# EXERCISE DESCRIPTION
The required output is a copy of each line in the material below that includes "title".

# RECORDS SUPPLIED

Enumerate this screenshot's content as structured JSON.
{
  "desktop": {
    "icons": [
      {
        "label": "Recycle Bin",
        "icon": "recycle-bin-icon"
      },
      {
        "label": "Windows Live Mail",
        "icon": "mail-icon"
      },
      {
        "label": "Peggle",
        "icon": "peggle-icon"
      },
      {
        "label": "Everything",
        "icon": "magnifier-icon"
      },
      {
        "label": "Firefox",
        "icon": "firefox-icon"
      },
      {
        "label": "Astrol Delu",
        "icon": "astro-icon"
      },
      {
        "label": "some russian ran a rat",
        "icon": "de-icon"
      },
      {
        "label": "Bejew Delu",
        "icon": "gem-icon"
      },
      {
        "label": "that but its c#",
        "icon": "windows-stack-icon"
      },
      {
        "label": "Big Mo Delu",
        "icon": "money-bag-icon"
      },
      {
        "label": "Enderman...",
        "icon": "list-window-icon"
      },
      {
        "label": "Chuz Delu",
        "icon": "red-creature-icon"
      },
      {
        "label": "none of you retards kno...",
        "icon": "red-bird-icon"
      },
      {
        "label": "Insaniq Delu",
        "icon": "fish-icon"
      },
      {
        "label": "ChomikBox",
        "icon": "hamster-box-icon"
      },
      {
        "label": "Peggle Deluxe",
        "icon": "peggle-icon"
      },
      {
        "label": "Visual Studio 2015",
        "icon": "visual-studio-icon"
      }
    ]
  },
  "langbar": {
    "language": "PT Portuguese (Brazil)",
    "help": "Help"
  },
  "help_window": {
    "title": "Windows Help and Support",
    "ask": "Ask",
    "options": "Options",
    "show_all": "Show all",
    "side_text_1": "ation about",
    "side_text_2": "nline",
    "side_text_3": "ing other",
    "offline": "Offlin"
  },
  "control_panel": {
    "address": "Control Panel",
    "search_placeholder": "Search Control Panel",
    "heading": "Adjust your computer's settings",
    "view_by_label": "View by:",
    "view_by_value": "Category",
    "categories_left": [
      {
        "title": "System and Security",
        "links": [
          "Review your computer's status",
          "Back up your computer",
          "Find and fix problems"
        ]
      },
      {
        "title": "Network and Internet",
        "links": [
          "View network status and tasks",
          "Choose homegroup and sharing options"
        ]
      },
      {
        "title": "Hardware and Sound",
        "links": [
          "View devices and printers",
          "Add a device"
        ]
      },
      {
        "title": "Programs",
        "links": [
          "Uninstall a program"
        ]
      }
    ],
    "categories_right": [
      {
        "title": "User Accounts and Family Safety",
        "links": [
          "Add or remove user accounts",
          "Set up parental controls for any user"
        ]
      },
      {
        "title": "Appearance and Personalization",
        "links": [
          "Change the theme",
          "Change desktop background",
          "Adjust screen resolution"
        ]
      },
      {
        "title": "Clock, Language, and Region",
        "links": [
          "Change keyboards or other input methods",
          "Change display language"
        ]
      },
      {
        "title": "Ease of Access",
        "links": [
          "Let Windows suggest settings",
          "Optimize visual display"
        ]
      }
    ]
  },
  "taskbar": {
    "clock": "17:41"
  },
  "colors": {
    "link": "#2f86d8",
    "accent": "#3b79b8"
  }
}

# REPLY
    "title": "Windows Help and Support",
        "title": "System and Security",
        "title": "Network and Internet",
        "title": "Hardware and Sound",
        "title": "Programs",
        "title": "User Accounts and Family Safety",
        "title": "Appearance and Personalization",
        "title": "Clock, Language, and Region",
        "title": "Ease of Access",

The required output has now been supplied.